In the days that followed, I packed my books and clothing in a suitcase and then took them out again. I told myself the right thing to do was to let him go so he could build a cabin near Susquehannock State Park with a woman who kept her word, but I couldn’t convince myself to leave. I kept remembering how he brushed his hair back and blinked at the same time. For some reason, this tiny movement is what I loved about him most.

The day he said he wanted to marry me, there was sand in the sheets from our day at the beach, but then I remembered (though I wanted to forget it) how that night my body had said no.

Maybe it was true what people said, that the body tells you what your head doesn’t want to. Maybe, even if I hadn’t figured out marriage from interviewing those who had embarked upon it, I had learned that some people are right for you and some are not.

I repacked my things in the suitcase, took a few pins out of the map on the wall. I gazed at the holes where the pins had been. I couldn’t bear to remove the rest. I called a friend and made hard plans to leave, plans I couldn’t undo. And I thought about another truth I held on to, which is that people are not fixed — that we’re not doomed to keep repeating the same mistakes.

Months after he and I broke up, we met for a drink and joked again about the results of that personality test. We laughed about it, our incompatibility, but I also sensed how sad we thought it was.

Later, I went back to my marriage interviews, looking for an answer. I read and reread certain pages and lingered on the final ones. As I did, I saw that when I asked the unfaithful wife to describe herself in the years ahead, she described only a better version of herself and a more hopeful future, one where cheating did not play a role.

Unlikely as it may seem, I found myself believing her.
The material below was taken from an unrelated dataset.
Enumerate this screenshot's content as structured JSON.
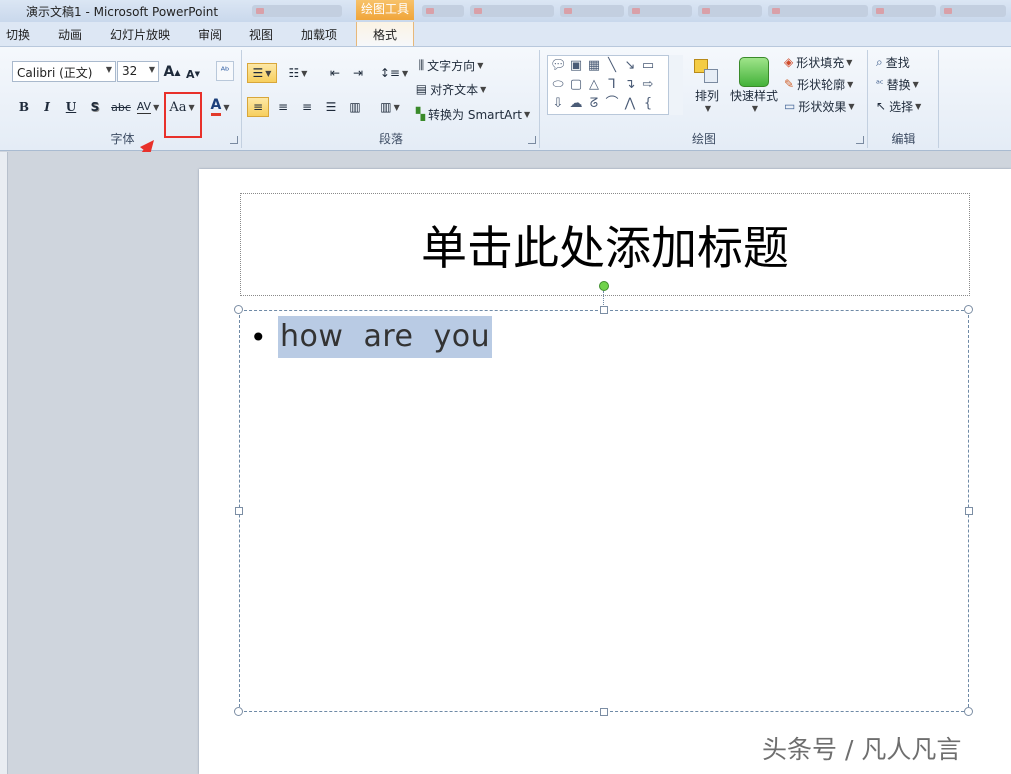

 Elizabeth Flock is a reporter at “PBS NewsHour” in Washington, D.C., and the author of “The Heart Is a Shifting Sea: Love and Marriage in Mumbai,” out later this month.